Review: Fifty Cup Finals - My Life in Football by Nick Collins
Nick Collins is a football sage. He’s often round the corner with his moustache and microphone. Now, he’s put pen to paper, musing on his lengthy career in sports journalism. He has many stories to tell.
Title: Fifty Cup Finals
Author: Nick Collins
Publisher: Pitch Publishing
Price: £11.18 from Amazon
Most famous for his distinguished career with Sky Sports, Collins documented the England national team for many many years. 'Fifty Cup Finals' reveals his favourite moments, starting with his local days in Hampshire and continuing until his Sky contract was terminated in 2016.
Given his popularity and longevity as a matchday touchline reporter, his was a sad ending. He’s covered the biggest games in the last 20 years to the fans' benefit. A true servant to the game despite not kicking the ball himself.
Prior to Collins' tale, Steven Gerrard weighs in with a foreword. He praises the broadcaster, touting him as a positive and passionate figure in the English football scene, stating Collins always worked with clarity and fairness. He applauds his enthusiasm and professionalism when it came to covering the England national team.
Collins was prompted to tell his story following his contract termination. In November 2016, he was told he'd have another 30 days work with the broadcast giant. In addition to media outcry, Collins claims his co-workers were shocked when the veteran reporter was shown the door.
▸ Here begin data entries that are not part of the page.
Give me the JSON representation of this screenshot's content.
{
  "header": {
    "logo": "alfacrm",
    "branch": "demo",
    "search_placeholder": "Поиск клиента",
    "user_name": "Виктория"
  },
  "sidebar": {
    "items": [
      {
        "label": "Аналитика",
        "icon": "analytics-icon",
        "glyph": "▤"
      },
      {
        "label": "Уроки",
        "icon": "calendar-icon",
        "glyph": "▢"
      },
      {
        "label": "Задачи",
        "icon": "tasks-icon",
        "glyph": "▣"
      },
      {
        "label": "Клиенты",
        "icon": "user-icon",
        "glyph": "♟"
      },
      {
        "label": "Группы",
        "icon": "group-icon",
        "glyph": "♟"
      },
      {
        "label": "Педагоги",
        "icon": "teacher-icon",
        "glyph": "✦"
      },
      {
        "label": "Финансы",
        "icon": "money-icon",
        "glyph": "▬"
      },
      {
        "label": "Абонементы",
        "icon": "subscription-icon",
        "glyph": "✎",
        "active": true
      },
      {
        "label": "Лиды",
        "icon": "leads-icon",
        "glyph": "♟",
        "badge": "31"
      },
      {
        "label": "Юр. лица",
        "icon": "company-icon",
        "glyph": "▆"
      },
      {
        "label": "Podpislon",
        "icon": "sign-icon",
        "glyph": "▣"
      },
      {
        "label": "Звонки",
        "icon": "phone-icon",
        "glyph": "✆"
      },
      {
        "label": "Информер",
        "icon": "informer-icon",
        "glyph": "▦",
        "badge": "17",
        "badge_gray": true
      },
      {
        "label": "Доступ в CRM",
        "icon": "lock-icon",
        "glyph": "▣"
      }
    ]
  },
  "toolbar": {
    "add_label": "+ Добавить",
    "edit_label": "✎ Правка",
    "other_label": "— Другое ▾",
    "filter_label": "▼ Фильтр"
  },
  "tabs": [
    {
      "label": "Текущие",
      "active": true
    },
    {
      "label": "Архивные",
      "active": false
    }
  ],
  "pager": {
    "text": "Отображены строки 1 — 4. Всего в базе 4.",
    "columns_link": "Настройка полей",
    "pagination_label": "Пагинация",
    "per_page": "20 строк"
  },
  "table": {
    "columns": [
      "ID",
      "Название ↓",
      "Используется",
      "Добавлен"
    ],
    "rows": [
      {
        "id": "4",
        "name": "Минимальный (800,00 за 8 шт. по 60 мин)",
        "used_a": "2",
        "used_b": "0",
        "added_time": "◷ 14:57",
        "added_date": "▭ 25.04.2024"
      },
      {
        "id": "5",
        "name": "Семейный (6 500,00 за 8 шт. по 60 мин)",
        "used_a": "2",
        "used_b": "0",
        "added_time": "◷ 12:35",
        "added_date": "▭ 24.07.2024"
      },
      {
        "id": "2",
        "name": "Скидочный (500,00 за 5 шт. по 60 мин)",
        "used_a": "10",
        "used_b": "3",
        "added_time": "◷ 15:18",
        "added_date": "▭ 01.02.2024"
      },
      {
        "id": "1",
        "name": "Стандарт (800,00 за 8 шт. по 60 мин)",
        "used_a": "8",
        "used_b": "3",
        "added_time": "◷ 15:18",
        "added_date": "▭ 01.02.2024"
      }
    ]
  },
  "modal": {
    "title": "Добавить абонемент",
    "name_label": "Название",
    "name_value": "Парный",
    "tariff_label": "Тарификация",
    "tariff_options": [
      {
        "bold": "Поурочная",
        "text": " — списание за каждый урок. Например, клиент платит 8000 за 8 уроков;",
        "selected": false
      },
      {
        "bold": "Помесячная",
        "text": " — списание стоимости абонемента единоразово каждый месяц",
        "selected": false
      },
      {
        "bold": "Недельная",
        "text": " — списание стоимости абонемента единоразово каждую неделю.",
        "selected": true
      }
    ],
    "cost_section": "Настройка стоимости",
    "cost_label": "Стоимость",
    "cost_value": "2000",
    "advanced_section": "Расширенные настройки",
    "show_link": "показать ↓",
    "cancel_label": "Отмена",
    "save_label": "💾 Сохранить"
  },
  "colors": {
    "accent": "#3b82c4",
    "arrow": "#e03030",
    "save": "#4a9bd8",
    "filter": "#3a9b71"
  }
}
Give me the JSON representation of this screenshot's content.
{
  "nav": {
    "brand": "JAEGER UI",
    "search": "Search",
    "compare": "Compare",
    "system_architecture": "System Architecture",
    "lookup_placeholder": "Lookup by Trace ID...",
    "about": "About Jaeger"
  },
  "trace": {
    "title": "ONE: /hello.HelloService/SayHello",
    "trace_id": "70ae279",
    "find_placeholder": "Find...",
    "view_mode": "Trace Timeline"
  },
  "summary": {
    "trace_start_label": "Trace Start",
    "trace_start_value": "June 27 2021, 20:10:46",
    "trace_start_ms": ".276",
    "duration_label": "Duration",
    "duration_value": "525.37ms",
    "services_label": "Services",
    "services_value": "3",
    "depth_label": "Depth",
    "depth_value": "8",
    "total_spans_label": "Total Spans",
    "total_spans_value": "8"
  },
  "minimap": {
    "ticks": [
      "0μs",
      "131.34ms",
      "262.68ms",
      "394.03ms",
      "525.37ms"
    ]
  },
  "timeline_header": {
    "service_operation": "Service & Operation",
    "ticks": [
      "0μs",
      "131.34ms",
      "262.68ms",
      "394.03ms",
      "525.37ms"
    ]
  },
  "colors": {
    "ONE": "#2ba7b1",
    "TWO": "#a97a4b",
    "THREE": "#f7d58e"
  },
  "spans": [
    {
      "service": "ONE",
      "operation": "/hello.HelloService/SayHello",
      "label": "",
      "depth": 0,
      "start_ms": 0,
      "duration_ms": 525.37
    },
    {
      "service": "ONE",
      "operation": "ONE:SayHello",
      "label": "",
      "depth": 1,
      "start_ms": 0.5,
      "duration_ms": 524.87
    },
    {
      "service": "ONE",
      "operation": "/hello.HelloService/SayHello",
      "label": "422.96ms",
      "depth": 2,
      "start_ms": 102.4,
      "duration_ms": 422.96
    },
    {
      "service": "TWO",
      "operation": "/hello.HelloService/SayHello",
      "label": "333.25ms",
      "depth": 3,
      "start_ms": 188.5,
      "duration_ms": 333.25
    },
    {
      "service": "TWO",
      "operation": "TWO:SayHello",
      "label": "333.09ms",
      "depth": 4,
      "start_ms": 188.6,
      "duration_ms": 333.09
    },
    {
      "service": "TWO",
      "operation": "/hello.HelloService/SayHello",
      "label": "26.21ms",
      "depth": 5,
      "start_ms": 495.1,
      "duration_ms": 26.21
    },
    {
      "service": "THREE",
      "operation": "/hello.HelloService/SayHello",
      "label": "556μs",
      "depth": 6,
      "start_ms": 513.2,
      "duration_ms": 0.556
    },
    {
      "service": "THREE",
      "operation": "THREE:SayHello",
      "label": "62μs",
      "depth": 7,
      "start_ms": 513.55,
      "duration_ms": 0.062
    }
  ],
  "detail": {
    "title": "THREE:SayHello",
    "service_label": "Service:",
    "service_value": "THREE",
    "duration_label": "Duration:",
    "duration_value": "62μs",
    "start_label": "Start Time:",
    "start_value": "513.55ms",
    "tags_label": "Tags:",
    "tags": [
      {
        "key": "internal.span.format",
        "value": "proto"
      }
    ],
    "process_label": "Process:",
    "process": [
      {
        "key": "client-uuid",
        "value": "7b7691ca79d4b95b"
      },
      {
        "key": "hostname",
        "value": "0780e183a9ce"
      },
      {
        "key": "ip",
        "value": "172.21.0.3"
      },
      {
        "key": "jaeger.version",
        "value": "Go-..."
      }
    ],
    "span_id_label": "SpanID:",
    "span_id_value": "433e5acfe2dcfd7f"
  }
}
Sky had just shelled out in excess of a billion pounds for Premier League rights. His sack was the highest-profile among many cost-cutting moves.
The story starts with his love of Gillingham but reveals he followed the Bristol clubs more during his time at university. These tales from his younger days detail all manner of unusual circumstances. While working at a small Aldershot-based newspaper he was writing a story about a corrupt landlord. When the man approached him with an offer of hush money, he turned the encounter into an exposé.
On the lighter side, he recalls his interview with Yes keyboardist Rick Wakeman on his venture into non-league club ownership. The musician charmed him with a private concert.
Predominantly known for his television work, Nick wasn’t always in love with the camera. His first television gig took him on a daily 145-mile commute, Farnborough to Maidstone to be precise. Four hours travel back and forth to work can kill your passion for the job. Still, he was able to cover the local clubs, including Southampton, Portsmouth, Brighton, Reading, Bournemouth, Aldershot, Southend and his beloved Gillingham. Opportunities to cover his team were limited, even when they were winning 7-0, and 10-0. When he did convince his bosses to pop a camera down at Priestfield, of course, it was a 0-0 affair.
He’d later travel further than the south of England. China, Brazil, Macedonia, Lesotho, Ukraine, San Marino and Qatar beckoned. Eventually, cultural diversity delivered him to Blackburn. He lays out Rovers title quest in resplendent grandeur.
Personal touches throughout the book reveal the humanity professionalism demands remain hidden from the camera. Nick pens the difficulties he endured as a journalist, having to leave his young family to cover football. It was the trade-off for having such a desirable job, although knowing as much never made it easier.
Collins is a professional. In a contemporary world where colleagues searched for mindless click bait or money-making headlines, he took the grounded approach. He doesn’t tattle on what happened behind closed doors, preferring to share the nicer points. He'll tell you David Beckham, Steven Gerrard, and Frank Lampard are three of the nicest, most amiable men with whom he's worked, although he does indulge his salacious side by ranking them. In addition, he notes that Louis Van Gaal singled him out as the lone journalist to congratulate him on his FA Cup win while the rest were bent and determined to discuss his employment status.
The book follows his long career in journalism, splicing his love for the game in with accurate reporting that makes you feel you were there. This is his first book and, over 400 pages of football nostalgia, it’s a cracking read. You may feel a bit old when he’s reporting in archaic fashion on games you remember watching but it's your tradeoff for a chance to learn more about this iconic journalist.